▸ Action item
Would you please retype the records that follow, word for word?
START Material provided
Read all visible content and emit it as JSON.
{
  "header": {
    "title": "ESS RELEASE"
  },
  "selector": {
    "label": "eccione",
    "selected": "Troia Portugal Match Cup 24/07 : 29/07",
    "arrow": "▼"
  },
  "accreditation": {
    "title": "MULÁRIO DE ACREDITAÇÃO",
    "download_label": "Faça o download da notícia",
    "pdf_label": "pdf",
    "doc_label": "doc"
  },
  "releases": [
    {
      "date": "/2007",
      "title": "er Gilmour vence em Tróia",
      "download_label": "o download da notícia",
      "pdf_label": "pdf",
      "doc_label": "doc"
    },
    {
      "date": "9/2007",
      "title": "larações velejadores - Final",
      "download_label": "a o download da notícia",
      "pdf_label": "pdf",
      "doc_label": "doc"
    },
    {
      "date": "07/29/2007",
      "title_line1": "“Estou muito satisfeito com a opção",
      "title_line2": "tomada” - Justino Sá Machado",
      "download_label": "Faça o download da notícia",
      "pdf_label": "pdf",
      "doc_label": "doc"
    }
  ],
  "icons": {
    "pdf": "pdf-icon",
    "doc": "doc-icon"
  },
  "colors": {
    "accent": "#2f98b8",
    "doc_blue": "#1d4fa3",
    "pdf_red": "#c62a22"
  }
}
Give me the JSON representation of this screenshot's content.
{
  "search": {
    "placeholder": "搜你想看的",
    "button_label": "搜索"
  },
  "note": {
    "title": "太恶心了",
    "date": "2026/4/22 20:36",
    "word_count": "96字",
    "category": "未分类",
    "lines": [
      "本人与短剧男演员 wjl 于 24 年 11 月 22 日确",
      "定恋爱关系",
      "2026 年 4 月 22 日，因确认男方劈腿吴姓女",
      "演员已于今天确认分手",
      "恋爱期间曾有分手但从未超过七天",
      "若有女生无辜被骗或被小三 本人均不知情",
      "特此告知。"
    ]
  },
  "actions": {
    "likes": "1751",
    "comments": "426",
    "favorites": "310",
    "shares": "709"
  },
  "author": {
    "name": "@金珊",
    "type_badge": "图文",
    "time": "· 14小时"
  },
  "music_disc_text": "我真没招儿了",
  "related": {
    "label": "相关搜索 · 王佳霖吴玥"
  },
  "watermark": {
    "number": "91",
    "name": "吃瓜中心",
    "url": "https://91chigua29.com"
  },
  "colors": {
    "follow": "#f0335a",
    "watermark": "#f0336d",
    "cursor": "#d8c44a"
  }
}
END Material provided
▸ Solution for this task
Read all visible content and emit it as JSON.
{
  "header": {
    "title": "ESS RELEASE"
  },
  "selector": {
    "label": "eccione",
    "selected": "Troia Portugal Match Cup 24/07 : 29/07",
    "arrow": "▼"
  },
  "accreditation": {
    "title": "MULÁRIO DE ACREDITAÇÃO",
    "download_label": "Faça o download da notícia",
    "pdf_label": "pdf",
    "doc_label": "doc"
  },
  "releases": [
    {
      "date": "/2007",
      "title": "er Gilmour vence em Tróia",
      "download_label": "o download da notícia",
      "pdf_label": "pdf",
      "doc_label": "doc"
    },
    {
      "date": "9/2007",
      "title": "larações velejadores - Final",
      "download_label": "a o download da notícia",
      "pdf_label": "pdf",
      "doc_label": "doc"
    },
    {
      "date": "07/29/2007",
      "title_line1": "“Estou muito satisfeito com a opção",
      "title_line2": "tomada” - Justino Sá Machado",
      "download_label": "Faça o download da notícia",
      "pdf_label": "pdf",
      "doc_label": "doc"
    }
  ],
  "icons": {
    "pdf": "pdf-icon",
    "doc": "doc-icon"
  },
  "colors": {
    "accent": "#2f98b8",
    "doc_blue": "#1d4fa3",
    "pdf_red": "#c62a22"
  }
}
Give me the JSON representation of this screenshot's content.
{
  "search": {
    "placeholder": "搜你想看的",
    "button_label": "搜索"
  },
  "note": {
    "title": "太恶心了",
    "date": "2026/4/22 20:36",
    "word_count": "96字",
    "category": "未分类",
    "lines": [
      "本人与短剧男演员 wjl 于 24 年 11 月 22 日确",
      "定恋爱关系",
      "2026 年 4 月 22 日，因确认男方劈腿吴姓女",
      "演员已于今天确认分手",
      "恋爱期间曾有分手但从未超过七天",
      "若有女生无辜被骗或被小三 本人均不知情",
      "特此告知。"
    ]
  },
  "actions": {
    "likes": "1751",
    "comments": "426",
    "favorites": "310",
    "shares": "709"
  },
  "author": {
    "name": "@金珊",
    "type_badge": "图文",
    "time": "· 14小时"
  },
  "music_disc_text": "我真没招儿了",
  "related": {
    "label": "相关搜索 · 王佳霖吴玥"
  },
  "watermark": {
    "number": "91",
    "name": "吃瓜中心",
    "url": "https://91chigua29.com"
  },
  "colors": {
    "follow": "#f0335a",
    "watermark": "#f0336d",
    "cursor": "#d8c44a"
  }
}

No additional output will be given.